>>>>

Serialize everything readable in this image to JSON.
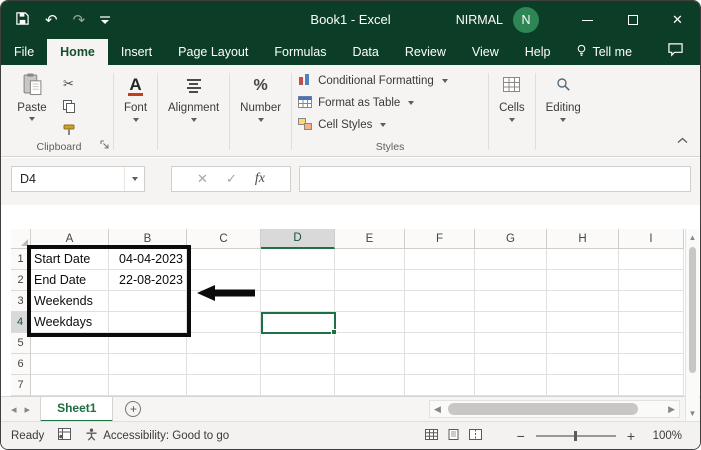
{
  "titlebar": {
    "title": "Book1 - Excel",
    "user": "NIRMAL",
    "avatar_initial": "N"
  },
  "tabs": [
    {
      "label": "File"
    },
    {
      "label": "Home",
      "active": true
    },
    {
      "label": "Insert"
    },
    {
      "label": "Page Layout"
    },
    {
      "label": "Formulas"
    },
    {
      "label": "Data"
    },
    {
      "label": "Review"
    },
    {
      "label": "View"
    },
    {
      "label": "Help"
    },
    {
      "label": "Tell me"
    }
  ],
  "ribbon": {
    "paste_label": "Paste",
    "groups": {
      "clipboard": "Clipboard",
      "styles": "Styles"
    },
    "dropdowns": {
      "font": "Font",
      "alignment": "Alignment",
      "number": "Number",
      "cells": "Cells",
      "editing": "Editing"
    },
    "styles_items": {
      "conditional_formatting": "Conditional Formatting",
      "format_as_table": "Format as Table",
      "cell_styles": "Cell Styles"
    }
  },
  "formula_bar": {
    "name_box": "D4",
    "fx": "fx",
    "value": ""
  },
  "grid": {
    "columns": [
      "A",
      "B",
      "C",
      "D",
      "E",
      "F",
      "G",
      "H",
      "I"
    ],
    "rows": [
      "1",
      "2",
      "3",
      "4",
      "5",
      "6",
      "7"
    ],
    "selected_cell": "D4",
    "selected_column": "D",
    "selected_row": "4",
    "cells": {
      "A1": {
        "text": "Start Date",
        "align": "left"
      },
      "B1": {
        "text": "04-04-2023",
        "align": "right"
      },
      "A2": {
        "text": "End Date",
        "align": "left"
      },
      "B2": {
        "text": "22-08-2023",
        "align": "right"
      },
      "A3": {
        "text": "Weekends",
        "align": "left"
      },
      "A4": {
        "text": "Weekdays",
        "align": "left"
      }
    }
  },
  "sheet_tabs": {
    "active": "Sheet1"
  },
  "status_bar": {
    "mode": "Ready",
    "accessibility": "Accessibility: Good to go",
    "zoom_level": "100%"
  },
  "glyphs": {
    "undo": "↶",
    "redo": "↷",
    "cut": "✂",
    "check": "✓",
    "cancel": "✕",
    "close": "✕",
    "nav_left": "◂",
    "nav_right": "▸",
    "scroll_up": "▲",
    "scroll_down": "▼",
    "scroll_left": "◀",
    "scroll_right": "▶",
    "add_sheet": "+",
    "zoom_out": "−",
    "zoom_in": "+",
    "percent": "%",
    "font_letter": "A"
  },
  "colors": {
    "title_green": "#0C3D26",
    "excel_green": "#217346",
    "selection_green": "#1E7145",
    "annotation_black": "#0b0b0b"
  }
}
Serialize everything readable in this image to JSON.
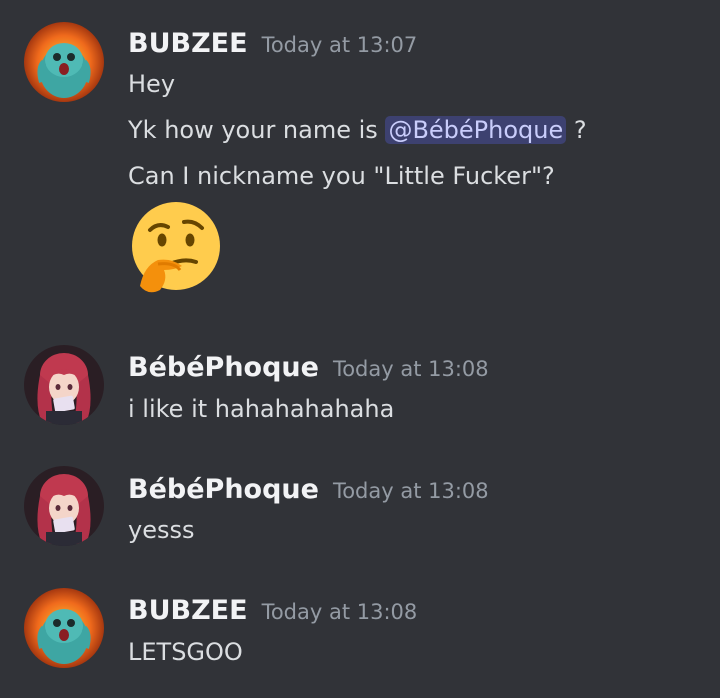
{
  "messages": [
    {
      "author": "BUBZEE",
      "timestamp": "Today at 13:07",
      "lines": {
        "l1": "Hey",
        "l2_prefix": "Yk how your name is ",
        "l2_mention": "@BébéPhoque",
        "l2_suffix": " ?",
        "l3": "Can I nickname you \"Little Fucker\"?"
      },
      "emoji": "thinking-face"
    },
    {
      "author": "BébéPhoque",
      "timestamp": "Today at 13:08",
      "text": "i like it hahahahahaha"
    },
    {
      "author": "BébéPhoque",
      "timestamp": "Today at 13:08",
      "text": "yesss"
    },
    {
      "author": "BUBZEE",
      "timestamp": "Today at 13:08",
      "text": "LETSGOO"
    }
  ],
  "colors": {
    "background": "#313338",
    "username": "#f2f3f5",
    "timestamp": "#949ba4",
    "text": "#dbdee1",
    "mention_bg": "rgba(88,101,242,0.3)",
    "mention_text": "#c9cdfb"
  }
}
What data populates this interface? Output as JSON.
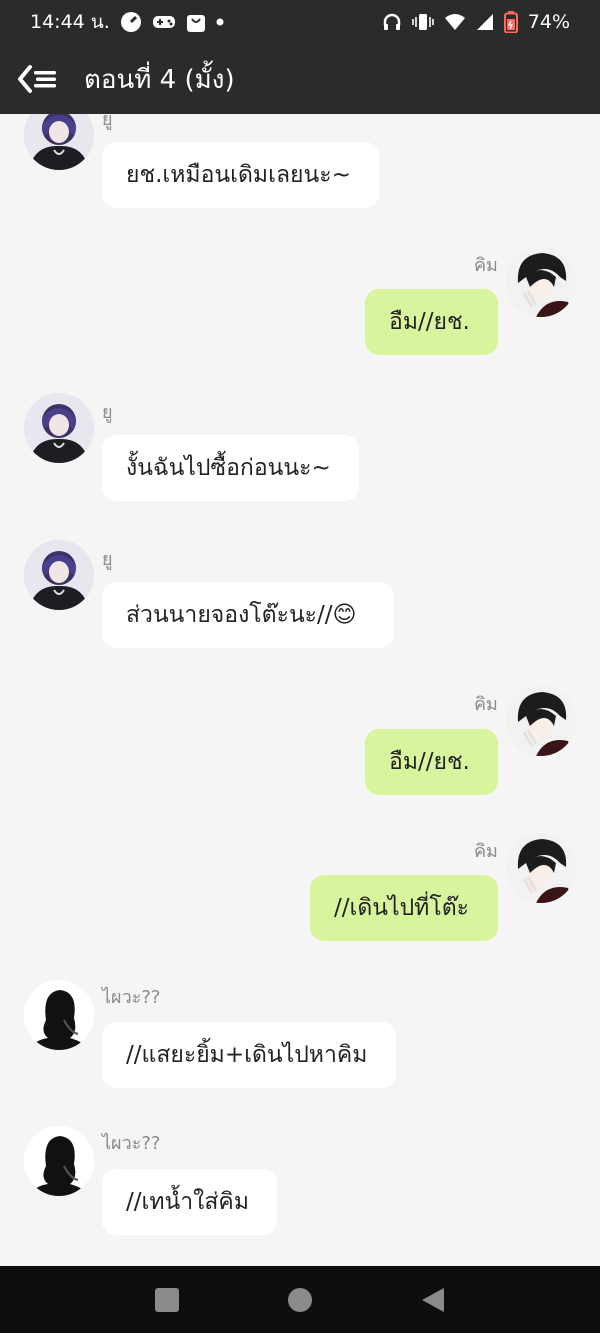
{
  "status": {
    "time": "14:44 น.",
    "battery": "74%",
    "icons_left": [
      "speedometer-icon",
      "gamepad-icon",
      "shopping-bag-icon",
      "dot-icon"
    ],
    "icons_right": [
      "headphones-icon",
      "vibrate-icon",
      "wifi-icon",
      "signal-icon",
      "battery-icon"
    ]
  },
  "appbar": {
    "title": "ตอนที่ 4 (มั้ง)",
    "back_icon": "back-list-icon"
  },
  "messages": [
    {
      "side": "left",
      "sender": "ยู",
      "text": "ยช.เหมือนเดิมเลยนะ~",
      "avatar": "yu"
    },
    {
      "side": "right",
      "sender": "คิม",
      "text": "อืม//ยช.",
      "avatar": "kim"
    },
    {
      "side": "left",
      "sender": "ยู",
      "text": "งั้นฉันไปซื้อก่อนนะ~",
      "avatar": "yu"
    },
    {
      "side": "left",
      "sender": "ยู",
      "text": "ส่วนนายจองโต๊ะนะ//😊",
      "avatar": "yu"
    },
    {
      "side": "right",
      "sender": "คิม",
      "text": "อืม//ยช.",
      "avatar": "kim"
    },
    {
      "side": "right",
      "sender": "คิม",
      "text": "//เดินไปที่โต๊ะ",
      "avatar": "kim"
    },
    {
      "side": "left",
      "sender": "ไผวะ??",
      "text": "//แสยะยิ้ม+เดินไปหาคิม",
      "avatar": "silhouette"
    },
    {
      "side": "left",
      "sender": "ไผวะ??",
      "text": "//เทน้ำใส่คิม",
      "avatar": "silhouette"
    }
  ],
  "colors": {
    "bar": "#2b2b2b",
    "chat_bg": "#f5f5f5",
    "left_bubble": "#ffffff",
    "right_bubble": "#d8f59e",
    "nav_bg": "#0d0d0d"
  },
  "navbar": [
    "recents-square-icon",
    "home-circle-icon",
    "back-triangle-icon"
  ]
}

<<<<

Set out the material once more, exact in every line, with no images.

Written answer »
Serialize everything readable in this image to JSON.
{
  "titlebar": {
    "title": "Book1 - Excel",
    "user": "NIRMAL",
    "avatar_initial": "N"
  },
  "tabs": [
    {
      "label": "File"
    },
    {
      "label": "Home",
      "active": true
    },
    {
      "label": "Insert"
    },
    {
      "label": "Page Layout"
    },
    {
      "label": "Formulas"
    },
    {
      "label": "Data"
    },
    {
      "label": "Review"
    },
    {
      "label": "View"
    },
    {
      "label": "Help"
    },
    {
      "label": "Tell me"
    }
  ],
  "ribbon": {
    "paste_label": "Paste",
    "groups": {
      "clipboard": "Clipboard",
      "styles": "Styles"
    },
    "dropdowns": {
      "font": "Font",
      "alignment": "Alignment",
      "number": "Number",
      "cells": "Cells",
      "editing": "Editing"
    },
    "styles_items": {
      "conditional_formatting": "Conditional Formatting",
      "format_as_table": "Format as Table",
      "cell_styles": "Cell Styles"
    }
  },
  "formula_bar": {
    "name_box": "D4",
    "fx": "fx",
    "value": ""
  },
  "grid": {
    "columns": [
      "A",
      "B",
      "C",
      "D",
      "E",
      "F",
      "G",
      "H",
      "I"
    ],
    "rows": [
      "1",
      "2",
      "3",
      "4",
      "5",
      "6",
      "7"
    ],
    "selected_cell": "D4",
    "selected_column": "D",
    "selected_row": "4",
    "cells": {
      "A1": {
        "text": "Start Date",
        "align": "left"
      },
      "B1": {
        "text": "04-04-2023",
        "align": "right"
      },
      "A2": {
        "text": "End Date",
        "align": "left"
      },
      "B2": {
        "text": "22-08-2023",
        "align": "right"
      },
      "A3": {
        "text": "Weekends",
        "align": "left"
      },
      "A4": {
        "text": "Weekdays",
        "align": "left"
      }
    }
  },
  "sheet_tabs": {
    "active": "Sheet1"
  },
  "status_bar": {
    "mode": "Ready",
    "accessibility": "Accessibility: Good to go",
    "zoom_level": "100%"
  },
  "glyphs": {
    "undo": "↶",
    "redo": "↷",
    "cut": "✂",
    "check": "✓",
    "cancel": "✕",
    "close": "✕",
    "nav_left": "◂",
    "nav_right": "▸",
    "scroll_up": "▲",
    "scroll_down": "▼",
    "scroll_left": "◀",
    "scroll_right": "▶",
    "add_sheet": "+",
    "zoom_out": "−",
    "zoom_in": "+",
    "percent": "%",
    "font_letter": "A"
  },
  "colors": {
    "title_green": "#0C3D26",
    "excel_green": "#217346",
    "selection_green": "#1E7145",
    "annotation_black": "#0b0b0b"
  }
}
Serialize everything readable in this image to JSON.
{
  "messages": [
    {
      "author": "BUBZEE",
      "timestamp": "Today at 13:07",
      "lines": {
        "l1": "Hey",
        "l2_prefix": "Yk how your name is ",
        "l2_mention": "@BébéPhoque",
        "l2_suffix": " ?",
        "l3": "Can I nickname you \"Little Fucker\"?"
      },
      "emoji": "thinking-face"
    },
    {
      "author": "BébéPhoque",
      "timestamp": "Today at 13:08",
      "text": "i like it hahahahahaha"
    },
    {
      "author": "BébéPhoque",
      "timestamp": "Today at 13:08",
      "text": "yesss"
    },
    {
      "author": "BUBZEE",
      "timestamp": "Today at 13:08",
      "text": "LETSGOO"
    }
  ],
  "colors": {
    "background": "#313338",
    "username": "#f2f3f5",
    "timestamp": "#949ba4",
    "text": "#dbdee1",
    "mention_bg": "rgba(88,101,242,0.3)",
    "mention_text": "#c9cdfb"
  }
}
What data populates this interface? Output as JSON.
{
  "status": {
    "time": "14:44 น.",
    "battery": "74%",
    "icons_left": [
      "speedometer-icon",
      "gamepad-icon",
      "shopping-bag-icon",
      "dot-icon"
    ],
    "icons_right": [
      "headphones-icon",
      "vibrate-icon",
      "wifi-icon",
      "signal-icon",
      "battery-icon"
    ]
  },
  "appbar": {
    "title": "ตอนที่ 4 (มั้ง)",
    "back_icon": "back-list-icon"
  },
  "messages": [
    {
      "side": "left",
      "sender": "ยู",
      "text": "ยช.เหมือนเดิมเลยนะ~",
      "avatar": "yu"
    },
    {
      "side": "right",
      "sender": "คิม",
      "text": "อืม//ยช.",
      "avatar": "kim"
    },
    {
      "side": "left",
      "sender": "ยู",
      "text": "งั้นฉันไปซื้อก่อนนะ~",
      "avatar": "yu"
    },
    {
      "side": "left",
      "sender": "ยู",
      "text": "ส่วนนายจองโต๊ะนะ//😊",
      "avatar": "yu"
    },
    {
      "side": "right",
      "sender": "คิม",
      "text": "อืม//ยช.",
      "avatar": "kim"
    },
    {
      "side": "right",
      "sender": "คิม",
      "text": "//เดินไปที่โต๊ะ",
      "avatar": "kim"
    },
    {
      "side": "left",
      "sender": "ไผวะ??",
      "text": "//แสยะยิ้ม+เดินไปหาคิม",
      "avatar": "silhouette"
    },
    {
      "side": "left",
      "sender": "ไผวะ??",
      "text": "//เทน้ำใส่คิม",
      "avatar": "silhouette"
    }
  ],
  "colors": {
    "bar": "#2b2b2b",
    "chat_bg": "#f5f5f5",
    "left_bubble": "#ffffff",
    "right_bubble": "#d8f59e",
    "nav_bg": "#0d0d0d"
  },
  "navbar": [
    "recents-square-icon",
    "home-circle-icon",
    "back-triangle-icon"
  ]
}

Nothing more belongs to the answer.